Exercise prompt: Produce the tally of lines in the material below that hold "Upgrade", without anything else.

Data excerpts:
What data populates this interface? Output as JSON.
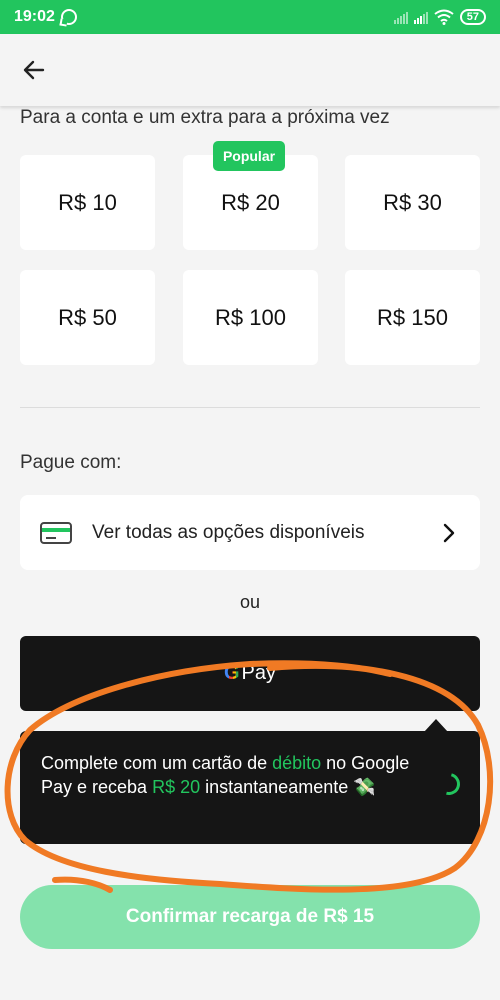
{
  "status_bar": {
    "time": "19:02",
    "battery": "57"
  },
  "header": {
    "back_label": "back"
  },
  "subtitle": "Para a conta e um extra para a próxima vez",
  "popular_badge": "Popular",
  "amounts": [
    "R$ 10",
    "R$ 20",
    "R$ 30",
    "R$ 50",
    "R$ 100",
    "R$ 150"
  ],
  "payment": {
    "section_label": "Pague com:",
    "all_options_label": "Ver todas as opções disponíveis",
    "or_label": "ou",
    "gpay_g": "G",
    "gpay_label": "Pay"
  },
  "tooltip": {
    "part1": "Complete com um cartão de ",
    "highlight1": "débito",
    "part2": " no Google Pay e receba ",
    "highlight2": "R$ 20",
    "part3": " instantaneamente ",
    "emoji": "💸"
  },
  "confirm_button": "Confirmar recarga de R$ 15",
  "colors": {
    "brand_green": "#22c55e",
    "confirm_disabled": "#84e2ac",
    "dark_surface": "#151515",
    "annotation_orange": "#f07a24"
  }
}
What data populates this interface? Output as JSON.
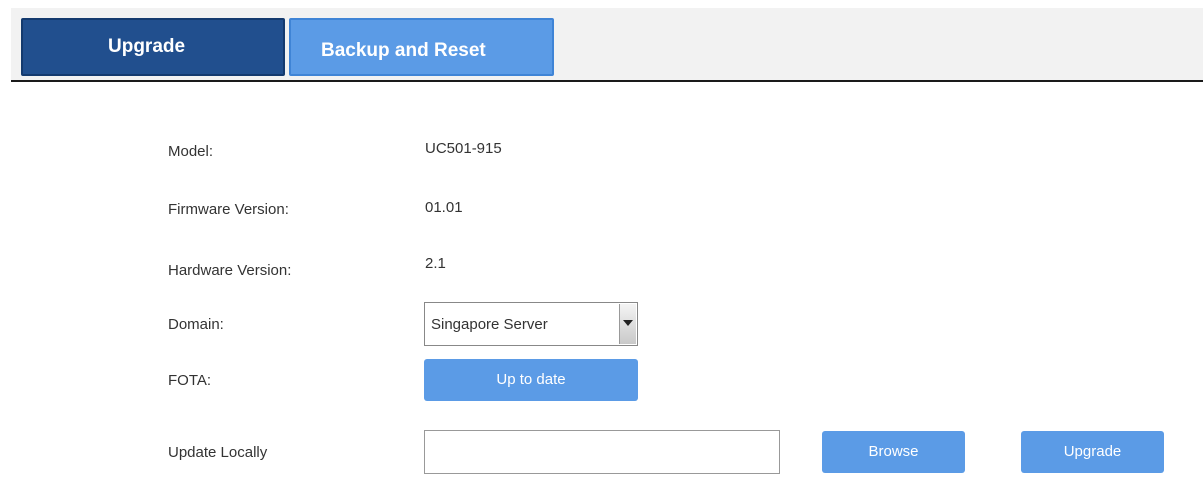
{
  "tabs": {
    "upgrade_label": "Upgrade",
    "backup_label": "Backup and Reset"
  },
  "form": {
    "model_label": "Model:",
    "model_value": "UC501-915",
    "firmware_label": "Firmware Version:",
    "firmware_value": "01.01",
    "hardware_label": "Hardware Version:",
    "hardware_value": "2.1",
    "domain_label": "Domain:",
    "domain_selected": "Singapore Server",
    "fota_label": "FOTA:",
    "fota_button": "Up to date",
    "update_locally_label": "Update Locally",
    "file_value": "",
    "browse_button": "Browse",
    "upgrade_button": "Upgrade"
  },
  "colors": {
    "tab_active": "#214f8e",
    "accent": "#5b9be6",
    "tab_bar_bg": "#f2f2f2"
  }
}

Task answer: 2